After leaving the Cowboy Museum in Oakdale we stopped at the sandwich shop and got ourselves some lunch to take with us to Knights Ferry. Upon arriving at Knights Ferry we were looking forward to eating our lunch at the picnic table near the river. We no more sat down and started to unwrap our sandwiches when we were invaded by bees. We were so bummed and quickly jumped back in the car with the windows rolled up and the air conditioner going and ate our lunch.
After filling our bellies and surviving the bee invasion we headed down the short trail to the ruins of Knights Ferry flour mill/hydroelectric plant and the covered bridge.

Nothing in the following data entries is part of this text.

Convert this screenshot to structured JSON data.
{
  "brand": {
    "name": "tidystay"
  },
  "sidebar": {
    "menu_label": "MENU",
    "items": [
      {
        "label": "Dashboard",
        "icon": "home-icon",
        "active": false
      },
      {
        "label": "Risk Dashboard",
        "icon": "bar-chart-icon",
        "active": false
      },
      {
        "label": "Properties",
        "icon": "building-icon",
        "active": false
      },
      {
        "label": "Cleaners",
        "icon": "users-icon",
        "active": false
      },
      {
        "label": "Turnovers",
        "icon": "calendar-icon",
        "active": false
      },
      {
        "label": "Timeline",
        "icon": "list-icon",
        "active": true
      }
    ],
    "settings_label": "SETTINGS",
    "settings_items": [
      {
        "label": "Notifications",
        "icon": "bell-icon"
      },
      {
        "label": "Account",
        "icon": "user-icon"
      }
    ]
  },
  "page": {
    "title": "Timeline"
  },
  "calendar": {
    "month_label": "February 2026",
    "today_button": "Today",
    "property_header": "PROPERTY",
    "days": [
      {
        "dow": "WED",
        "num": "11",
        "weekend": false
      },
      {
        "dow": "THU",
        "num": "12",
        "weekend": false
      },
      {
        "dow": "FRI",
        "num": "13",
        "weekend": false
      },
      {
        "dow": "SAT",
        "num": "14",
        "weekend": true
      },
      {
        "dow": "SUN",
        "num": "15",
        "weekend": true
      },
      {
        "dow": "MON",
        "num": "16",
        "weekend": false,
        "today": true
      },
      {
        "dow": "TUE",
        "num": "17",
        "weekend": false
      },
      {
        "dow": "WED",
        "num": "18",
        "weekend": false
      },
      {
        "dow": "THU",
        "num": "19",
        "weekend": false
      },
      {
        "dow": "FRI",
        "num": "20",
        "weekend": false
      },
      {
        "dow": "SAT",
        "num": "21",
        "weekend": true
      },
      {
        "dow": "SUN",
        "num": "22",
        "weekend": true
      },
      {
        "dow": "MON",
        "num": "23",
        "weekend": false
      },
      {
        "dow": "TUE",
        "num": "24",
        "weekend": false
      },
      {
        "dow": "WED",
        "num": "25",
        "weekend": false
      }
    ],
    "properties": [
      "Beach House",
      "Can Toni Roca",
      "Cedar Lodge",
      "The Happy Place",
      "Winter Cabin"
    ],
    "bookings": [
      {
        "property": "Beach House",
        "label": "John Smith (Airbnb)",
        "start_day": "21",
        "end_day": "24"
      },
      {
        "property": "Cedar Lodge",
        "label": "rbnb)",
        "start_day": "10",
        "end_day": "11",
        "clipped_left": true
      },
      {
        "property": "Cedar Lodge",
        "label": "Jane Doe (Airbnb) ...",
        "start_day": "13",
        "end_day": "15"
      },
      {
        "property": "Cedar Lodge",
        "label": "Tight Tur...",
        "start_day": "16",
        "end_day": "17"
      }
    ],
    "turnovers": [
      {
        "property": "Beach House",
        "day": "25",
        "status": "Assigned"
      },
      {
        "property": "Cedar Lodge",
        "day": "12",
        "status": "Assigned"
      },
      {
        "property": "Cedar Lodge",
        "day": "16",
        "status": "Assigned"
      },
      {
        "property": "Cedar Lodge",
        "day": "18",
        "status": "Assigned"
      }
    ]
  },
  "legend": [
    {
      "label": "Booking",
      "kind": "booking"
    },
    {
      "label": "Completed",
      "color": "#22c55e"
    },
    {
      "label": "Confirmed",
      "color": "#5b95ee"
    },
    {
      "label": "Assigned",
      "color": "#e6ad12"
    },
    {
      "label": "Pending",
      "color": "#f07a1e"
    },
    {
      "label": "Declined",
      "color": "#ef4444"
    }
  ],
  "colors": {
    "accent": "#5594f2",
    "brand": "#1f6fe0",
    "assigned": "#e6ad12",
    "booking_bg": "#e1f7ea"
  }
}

Knights Ferry was first settled by Dr. William Knight in the spring of 1849. Dr. Knight, being a doctor was also a prominent fur trader that founded other towns in Northern California such as Knights Landing. The site of Knights Ferry was chosen as a good location to establish a ferry that would cross the Stanislaus River, and provide Knight a profitable venture in a yet undeveloped part of California. Knight partnered with a local named James Vantine, and with the help of an old whaling vessel, they built a ferry. Located between the port of Stockton and the Sierra foothills which were rich at the time in gold, Knights Ferry became a hot-spot to cross the river during the gold rush. Unfortunately for Dr. Knight, he was murdered in the middle of town in late 1849. After Knight’s death, James Vantine operated the ferry alone until he formed a new partnership with John and Lewis Dent, brothers to President Ulysses S. Grants wife, Julia Grant. In the late 1850’s a man named David Locke built a flour mill and eventually bought out the Dent brothers and retained control of crossing the Stanislaus at Knights Ferry. Instead of keeping the ferry, Locke suggested the idea of putting in a bridge and in early 1857 the first bridge spanning over the river in Knights Ferry opened. During the spring of 1862 with a heavy winter and early warm spring rains created an abundance of water in the Stanislaus River, and flood waters raged through Knights Ferry at levels that nearly reached the tops of the cliffs. The bridge was built sturdily, and the water did not take it down, but upriver the bridge at two-mile bar was not built as well and it washed down and destroyed the Knights Ferry Bridge along with the flour mill. In 1863 a new mill was built by David Tulloch as well as the present-day Knights Ferry covered bridge, it spans 330 feet and is the longest covered bridge west of the Mississippi. At the turn of the century, Charles Tulloch, David’s son converted the flour mill into a hydroelectric plant. This was Californias first hydroelectric plant and what you see today are the ruins of that plant. The covered bridge was closed to auto traffic in 1981 and is accessible to cross on foot.
Many of the relics of the gold-rush, the old mill, the covered bridge, the fire station, as well as the general store and hotel, can still be seen in present day Knights Ferry. The general store has been in operation for over 100 years as well as the local bed and breakfast.